  • Real Estate Diversification – In addition to asset diversification, with REITs you can also get real estate diversification. As real estate prices do not move in sync across the country, having one piece of real estate might expose you to the wrong market. By owning an REIT, or several of them, you can be exposed to the whole U.S. real estate market.
  • High Dividend Yields – The current average dividend yield from the 220 REITs that pay a dividend yield is 5.31%. REITs are able to pay such large dividends because it is not unusual for them to have payout ratios that are much higher than their earnings as REITs usually payout their entire free cash flow. This is the benefit of depreciation for real estate investments.
  • Increasing and Stable Income – As rents increase over time, you can expect higher dividends that remain stable as real estate investing is more stable than other assets classes.
  • Tax Advantages – If REITs payout more than 90% of their taxable income, its profits are not taxed at a corporate level which is the second reason for higher REIT dividends. If a corporation makes $1 pretax it has to pay 35% corporate tax which leaves $0.65 available for dividends. An REIT can payout the whole dollar without paying corporate taxes. Further, when holding REITs in your IRA account you can avoid paying your own dividend taxes.
  • Inflation Protection – Real estate is a great protection against inflation. As money becomes less valuable, all assets of a fixed amount increase in value. Plus, with higher inflation, rents also increase and protect your income.

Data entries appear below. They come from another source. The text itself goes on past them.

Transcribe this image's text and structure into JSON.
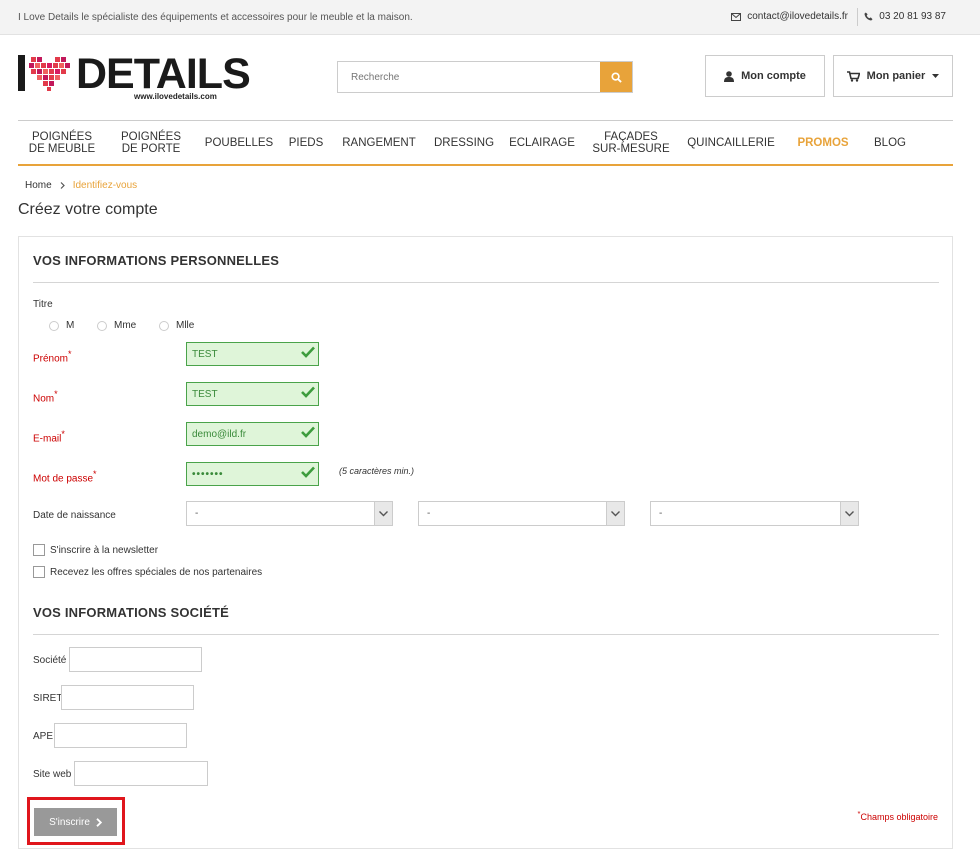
{
  "topbar": {
    "tagline": "I Love Details le spécialiste des équipements et accessoires pour le meuble et la maison.",
    "email": "contact@ilovedetails.fr",
    "phone": "03 20 81 93 87"
  },
  "logo": {
    "word": "DETAILS",
    "url": "www.ilovedetails.com"
  },
  "search": {
    "placeholder": "Recherche"
  },
  "header": {
    "account_label": "Mon compte",
    "cart_label": "Mon panier"
  },
  "nav": [
    "POIGNÉES\nDE MEUBLE",
    "POIGNÉES\nDE PORTE",
    "POUBELLES",
    "PIEDS",
    "RANGEMENT",
    "DRESSING",
    "ECLAIRAGE",
    "FAÇADES\nSUR-MESURE",
    "QUINCAILLERIE",
    "PROMOS",
    "BLOG"
  ],
  "breadcrumb": {
    "home": "Home",
    "current": "Identifiez-vous"
  },
  "page_title": "Créez votre compte",
  "personal": {
    "heading": "VOS INFORMATIONS PERSONNELLES",
    "title_label": "Titre",
    "titles": [
      "M",
      "Mme",
      "Mlle"
    ],
    "firstname_label": "Prénom",
    "firstname_value": "TEST",
    "lastname_label": "Nom",
    "lastname_value": "TEST",
    "email_label": "E-mail",
    "email_value": "demo@ild.fr",
    "password_label": "Mot de passe",
    "password_value": "•••••••",
    "password_hint": "(5 caractères min.)",
    "birthdate_label": "Date de naissance",
    "birthdate_values": [
      "-",
      "-",
      "-"
    ],
    "newsletter_label": "S'inscrire à la newsletter",
    "partners_label": "Recevez les offres spéciales de nos partenaires",
    "required_mark": "*"
  },
  "company": {
    "heading": "VOS INFORMATIONS SOCIÉTÉ",
    "company_label": "Société",
    "siret_label": "SIRET",
    "ape_label": "APE",
    "website_label": "Site web"
  },
  "submit_label": "S'inscrire",
  "required_note": "Champs obligatoire",
  "colors": {
    "accent": "#e8a33a",
    "valid": "#4aa34a",
    "error": "#c00000",
    "highlight": "#e0161c"
  }
}
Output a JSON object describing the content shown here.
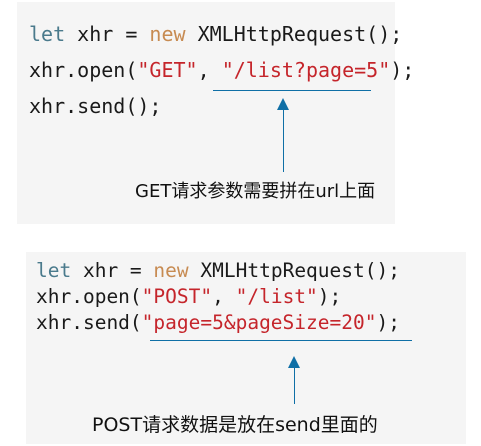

As we can see, REITs have a lot of benefits, but, unfortunately, all of these benefits currently come at a high price.

REIT Performance

As home prices have increased since the Great Recession, so have REIT prices.

figure 1 home prices
Figure 1: S&P/ Case Shiller 20-city U.S. home price index. Source: FRED.
figure 2 vanguard ETF
Figure 2: Vanguard’s REIT ETF performance. Source: Yahoo Finance.

As the figure above shows, REITs are much more volatile than home prices. This is due to their leverage as REITs usually borrow to the maximum in order to leverage their real estate operations. It also means that in case of a recession, REITs might be severely hit. In the Great Recession, the Vanguard REIT ETF fell from a high of $83.76 in January 2007 to a low of $23.89 in February 2009.

Investors have to carefully assess if the higher dividend yield and real estate diversification is enough of a benefit to counter for a larger decline if circumstances take a turn for the worst.

REIT ETFs have the largest weights in the largest REITs. As the current Vanguard REIT ETF (NYSE: VNQ) dividend yield is 3.35%, it only confirms the thesis that smaller REITs offer higher returns but also less liquidity and more risks as the average dividend yield for all REITs is 5.31%.


As REITs have been surging in the last 7 years and their yields have been declining, one might argue that REITs are nearing bubble territory. In such a situation the best thing to do is to look for quality in the sea of REITs rather than buy everything through an ETF.  Because once the tide retreats, we’ll know who is swimming naked, as over leveraged and poor quality REITs are exposed.

As for the risk and reward, yes REITs offer higher dividend yields but, due to their leverage, their downside is also greater.

Keep an eye on REITs, maybe have some exposure to them and then increase your exposure as prices decline.